All of the lines below should be output exactly as shown.

[Opening EXERCISE DATA section]

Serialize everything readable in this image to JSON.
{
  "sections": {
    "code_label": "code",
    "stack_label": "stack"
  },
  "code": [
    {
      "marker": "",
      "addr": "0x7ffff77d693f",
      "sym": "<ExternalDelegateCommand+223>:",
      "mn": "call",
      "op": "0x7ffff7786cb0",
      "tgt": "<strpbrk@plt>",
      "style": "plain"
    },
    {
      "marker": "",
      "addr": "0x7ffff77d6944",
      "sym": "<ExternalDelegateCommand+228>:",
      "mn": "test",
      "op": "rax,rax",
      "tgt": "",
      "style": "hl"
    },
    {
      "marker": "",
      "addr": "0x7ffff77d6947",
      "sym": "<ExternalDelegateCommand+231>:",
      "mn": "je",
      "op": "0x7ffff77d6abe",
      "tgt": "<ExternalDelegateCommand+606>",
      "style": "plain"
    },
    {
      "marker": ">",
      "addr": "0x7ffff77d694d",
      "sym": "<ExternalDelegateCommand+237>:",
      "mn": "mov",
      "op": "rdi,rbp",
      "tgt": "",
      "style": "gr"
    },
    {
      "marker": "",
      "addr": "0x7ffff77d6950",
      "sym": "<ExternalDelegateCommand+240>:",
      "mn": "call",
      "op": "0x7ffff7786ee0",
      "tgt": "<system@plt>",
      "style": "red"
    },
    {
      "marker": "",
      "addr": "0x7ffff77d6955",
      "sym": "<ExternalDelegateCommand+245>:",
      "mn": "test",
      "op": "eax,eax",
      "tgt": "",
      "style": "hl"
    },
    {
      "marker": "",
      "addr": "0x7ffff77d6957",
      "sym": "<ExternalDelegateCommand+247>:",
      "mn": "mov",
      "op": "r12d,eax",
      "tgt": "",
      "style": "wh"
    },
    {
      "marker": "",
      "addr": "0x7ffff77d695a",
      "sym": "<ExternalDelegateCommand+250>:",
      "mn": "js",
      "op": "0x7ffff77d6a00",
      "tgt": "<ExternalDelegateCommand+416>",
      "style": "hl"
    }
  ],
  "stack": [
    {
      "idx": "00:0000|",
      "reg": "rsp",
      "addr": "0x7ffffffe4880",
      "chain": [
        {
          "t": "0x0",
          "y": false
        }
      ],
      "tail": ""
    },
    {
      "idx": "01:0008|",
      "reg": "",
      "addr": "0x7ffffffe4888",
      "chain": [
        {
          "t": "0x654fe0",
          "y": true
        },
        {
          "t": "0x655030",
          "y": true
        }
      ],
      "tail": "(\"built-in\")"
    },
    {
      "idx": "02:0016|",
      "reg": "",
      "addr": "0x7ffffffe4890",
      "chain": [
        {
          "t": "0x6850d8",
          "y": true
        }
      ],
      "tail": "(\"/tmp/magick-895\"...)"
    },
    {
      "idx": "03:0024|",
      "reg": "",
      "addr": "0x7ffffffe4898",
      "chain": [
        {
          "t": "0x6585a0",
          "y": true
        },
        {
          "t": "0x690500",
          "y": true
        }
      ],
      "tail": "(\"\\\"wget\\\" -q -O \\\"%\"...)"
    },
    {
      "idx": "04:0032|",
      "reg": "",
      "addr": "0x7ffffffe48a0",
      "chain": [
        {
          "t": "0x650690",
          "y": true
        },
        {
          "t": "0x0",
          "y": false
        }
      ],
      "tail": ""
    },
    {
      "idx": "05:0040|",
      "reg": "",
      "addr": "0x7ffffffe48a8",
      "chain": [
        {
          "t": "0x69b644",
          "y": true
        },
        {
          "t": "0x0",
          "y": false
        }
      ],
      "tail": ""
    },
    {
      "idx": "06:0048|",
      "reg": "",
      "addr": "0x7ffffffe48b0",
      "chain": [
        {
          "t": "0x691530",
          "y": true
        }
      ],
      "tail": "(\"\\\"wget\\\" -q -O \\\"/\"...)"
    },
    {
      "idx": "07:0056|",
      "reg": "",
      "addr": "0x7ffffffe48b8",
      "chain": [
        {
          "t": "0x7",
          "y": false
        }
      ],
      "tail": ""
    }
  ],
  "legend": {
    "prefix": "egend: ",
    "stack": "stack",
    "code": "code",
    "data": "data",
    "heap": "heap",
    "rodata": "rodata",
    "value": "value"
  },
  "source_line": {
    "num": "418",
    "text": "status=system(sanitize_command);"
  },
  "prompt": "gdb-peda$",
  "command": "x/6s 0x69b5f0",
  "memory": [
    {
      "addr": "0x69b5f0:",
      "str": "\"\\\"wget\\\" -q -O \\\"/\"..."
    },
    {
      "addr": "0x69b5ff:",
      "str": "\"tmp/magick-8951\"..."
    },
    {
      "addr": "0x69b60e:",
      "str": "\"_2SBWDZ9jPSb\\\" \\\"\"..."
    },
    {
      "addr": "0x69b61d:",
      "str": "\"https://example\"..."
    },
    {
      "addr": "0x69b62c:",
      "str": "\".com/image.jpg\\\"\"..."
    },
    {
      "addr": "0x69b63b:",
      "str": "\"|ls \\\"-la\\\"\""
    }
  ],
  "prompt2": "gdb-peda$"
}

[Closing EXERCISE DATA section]

§ RESPONSE TO THIS TASK:
Serialize everything readable in this image to JSON.
{
  "sections": {
    "code_label": "code",
    "stack_label": "stack"
  },
  "code": [
    {
      "marker": "",
      "addr": "0x7ffff77d693f",
      "sym": "<ExternalDelegateCommand+223>:",
      "mn": "call",
      "op": "0x7ffff7786cb0",
      "tgt": "<strpbrk@plt>",
      "style": "plain"
    },
    {
      "marker": "",
      "addr": "0x7ffff77d6944",
      "sym": "<ExternalDelegateCommand+228>:",
      "mn": "test",
      "op": "rax,rax",
      "tgt": "",
      "style": "hl"
    },
    {
      "marker": "",
      "addr": "0x7ffff77d6947",
      "sym": "<ExternalDelegateCommand+231>:",
      "mn": "je",
      "op": "0x7ffff77d6abe",
      "tgt": "<ExternalDelegateCommand+606>",
      "style": "plain"
    },
    {
      "marker": ">",
      "addr": "0x7ffff77d694d",
      "sym": "<ExternalDelegateCommand+237>:",
      "mn": "mov",
      "op": "rdi,rbp",
      "tgt": "",
      "style": "gr"
    },
    {
      "marker": "",
      "addr": "0x7ffff77d6950",
      "sym": "<ExternalDelegateCommand+240>:",
      "mn": "call",
      "op": "0x7ffff7786ee0",
      "tgt": "<system@plt>",
      "style": "red"
    },
    {
      "marker": "",
      "addr": "0x7ffff77d6955",
      "sym": "<ExternalDelegateCommand+245>:",
      "mn": "test",
      "op": "eax,eax",
      "tgt": "",
      "style": "hl"
    },
    {
      "marker": "",
      "addr": "0x7ffff77d6957",
      "sym": "<ExternalDelegateCommand+247>:",
      "mn": "mov",
      "op": "r12d,eax",
      "tgt": "",
      "style": "wh"
    },
    {
      "marker": "",
      "addr": "0x7ffff77d695a",
      "sym": "<ExternalDelegateCommand+250>:",
      "mn": "js",
      "op": "0x7ffff77d6a00",
      "tgt": "<ExternalDelegateCommand+416>",
      "style": "hl"
    }
  ],
  "stack": [
    {
      "idx": "00:0000|",
      "reg": "rsp",
      "addr": "0x7ffffffe4880",
      "chain": [
        {
          "t": "0x0",
          "y": false
        }
      ],
      "tail": ""
    },
    {
      "idx": "01:0008|",
      "reg": "",
      "addr": "0x7ffffffe4888",
      "chain": [
        {
          "t": "0x654fe0",
          "y": true
        },
        {
          "t": "0x655030",
          "y": true
        }
      ],
      "tail": "(\"built-in\")"
    },
    {
      "idx": "02:0016|",
      "reg": "",
      "addr": "0x7ffffffe4890",
      "chain": [
        {
          "t": "0x6850d8",
          "y": true
        }
      ],
      "tail": "(\"/tmp/magick-895\"...)"
    },
    {
      "idx": "03:0024|",
      "reg": "",
      "addr": "0x7ffffffe4898",
      "chain": [
        {
          "t": "0x6585a0",
          "y": true
        },
        {
          "t": "0x690500",
          "y": true
        }
      ],
      "tail": "(\"\\\"wget\\\" -q -O \\\"%\"...)"
    },
    {
      "idx": "04:0032|",
      "reg": "",
      "addr": "0x7ffffffe48a0",
      "chain": [
        {
          "t": "0x650690",
          "y": true
        },
        {
          "t": "0x0",
          "y": false
        }
      ],
      "tail": ""
    },
    {
      "idx": "05:0040|",
      "reg": "",
      "addr": "0x7ffffffe48a8",
      "chain": [
        {
          "t": "0x69b644",
          "y": true
        },
        {
          "t": "0x0",
          "y": false
        }
      ],
      "tail": ""
    },
    {
      "idx": "06:0048|",
      "reg": "",
      "addr": "0x7ffffffe48b0",
      "chain": [
        {
          "t": "0x691530",
          "y": true
        }
      ],
      "tail": "(\"\\\"wget\\\" -q -O \\\"/\"...)"
    },
    {
      "idx": "07:0056|",
      "reg": "",
      "addr": "0x7ffffffe48b8",
      "chain": [
        {
          "t": "0x7",
          "y": false
        }
      ],
      "tail": ""
    }
  ],
  "legend": {
    "prefix": "egend: ",
    "stack": "stack",
    "code": "code",
    "data": "data",
    "heap": "heap",
    "rodata": "rodata",
    "value": "value"
  },
  "source_line": {
    "num": "418",
    "text": "status=system(sanitize_command);"
  },
  "prompt": "gdb-peda$",
  "command": "x/6s 0x69b5f0",
  "memory": [
    {
      "addr": "0x69b5f0:",
      "str": "\"\\\"wget\\\" -q -O \\\"/\"..."
    },
    {
      "addr": "0x69b5ff:",
      "str": "\"tmp/magick-8951\"..."
    },
    {
      "addr": "0x69b60e:",
      "str": "\"_2SBWDZ9jPSb\\\" \\\"\"..."
    },
    {
      "addr": "0x69b61d:",
      "str": "\"https://example\"..."
    },
    {
      "addr": "0x69b62c:",
      "str": "\".com/image.jpg\\\"\"..."
    },
    {
      "addr": "0x69b63b:",
      "str": "\"|ls \\\"-la\\\"\""
    }
  ],
  "prompt2": "gdb-peda$"
}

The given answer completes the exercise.